An ideal approach for addressing this type of question is by having an accurate and dynamic model of the compressor units available right there within your big data (e.g., integrated into your OSI PI system) that allows the data analytics team to determine what are the maximum load potentials for each unit based on current operating pressures. While there were no viable options to add interactive compressor modeling directly to systems like OSI PI a few years ago, this has changed. Now, those options are commercially available.
For this example, station personnel opted to limit engine load to 85% to help reduce wear and tear on the engines, since maintenance costs come from their budgets. Now, with predictive analytics, management can see what potential costs to the company can be. In this case, as Table-1 shows, saving a few thousand dollars each year at the station level can cost the company lots (i.e., millions) in lost potential income.
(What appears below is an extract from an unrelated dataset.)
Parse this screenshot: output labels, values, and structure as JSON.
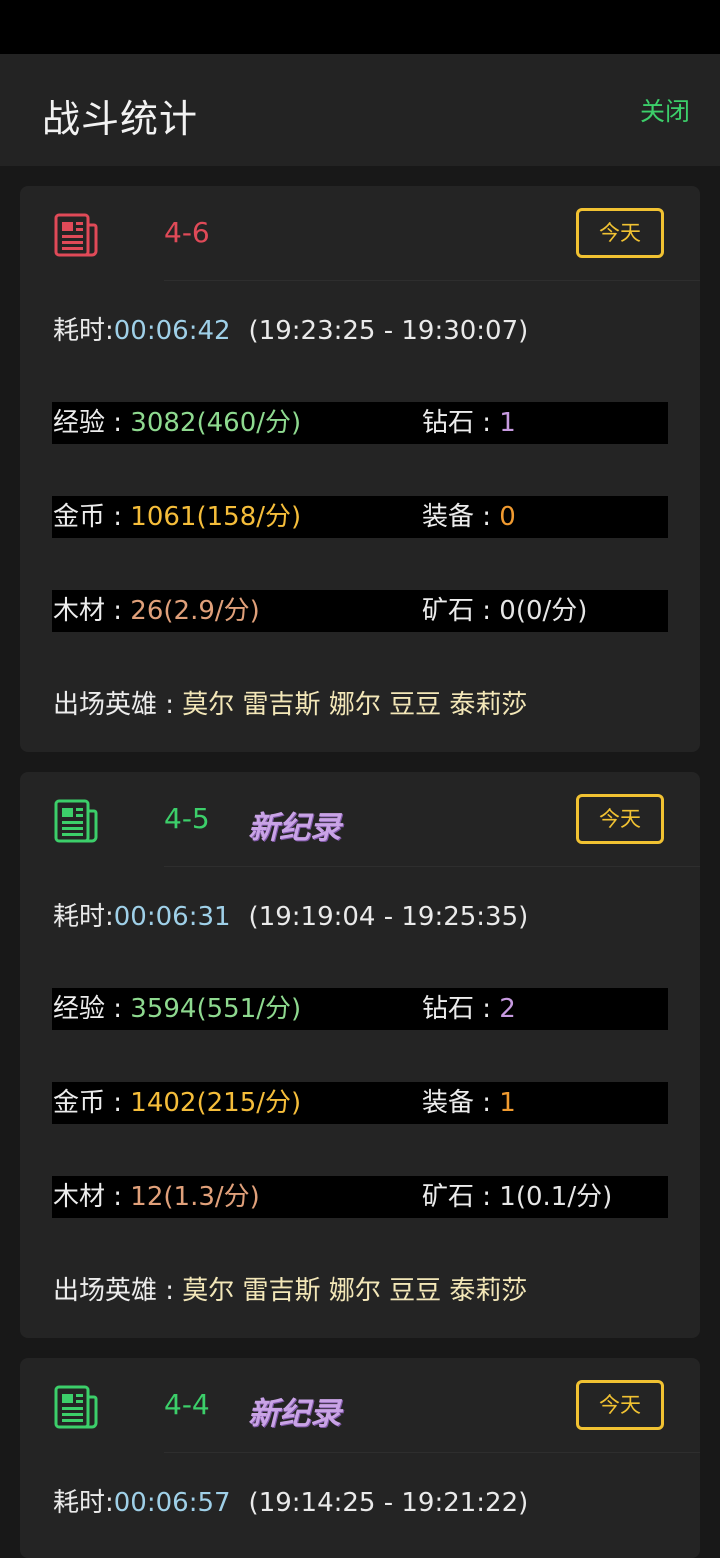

As company data analysts complete Descriptive and Diagnostic Data Analytics and move up to Descriptive and Prescriptive Data Analytics, there are now commercially available tools that can make this experience smoother, faster, more powerful, and more effective. This allows Management to see beyond what was and what is, and start to see what could be and what should be. And this insight allows them to better achieve their asset management goals.
About the author
Dwayne Hickman graduated from The Ohio State University, taught college courses in mathematics and computer science for 13 years, designed and published educational software, and has spent the last 25 years in the reciprocating compressor industry.
Hickman has developed several reciprocating compressor performance software packages, including software for seven major OEMs. He has presented numerous technical papers and short courses at the GMC, IPC, GSRMS, and EGCR, has written many articles for both COMPRESSORTech2 and Pipeline & Gas Journal, and has served as a GMRC Training Specialist.
Hickman is the VP of eRCM Product and Solutions at ACI Services, Inc., located in Cambridge, Ohio, and is the chairperson of the GMC Planning Committee.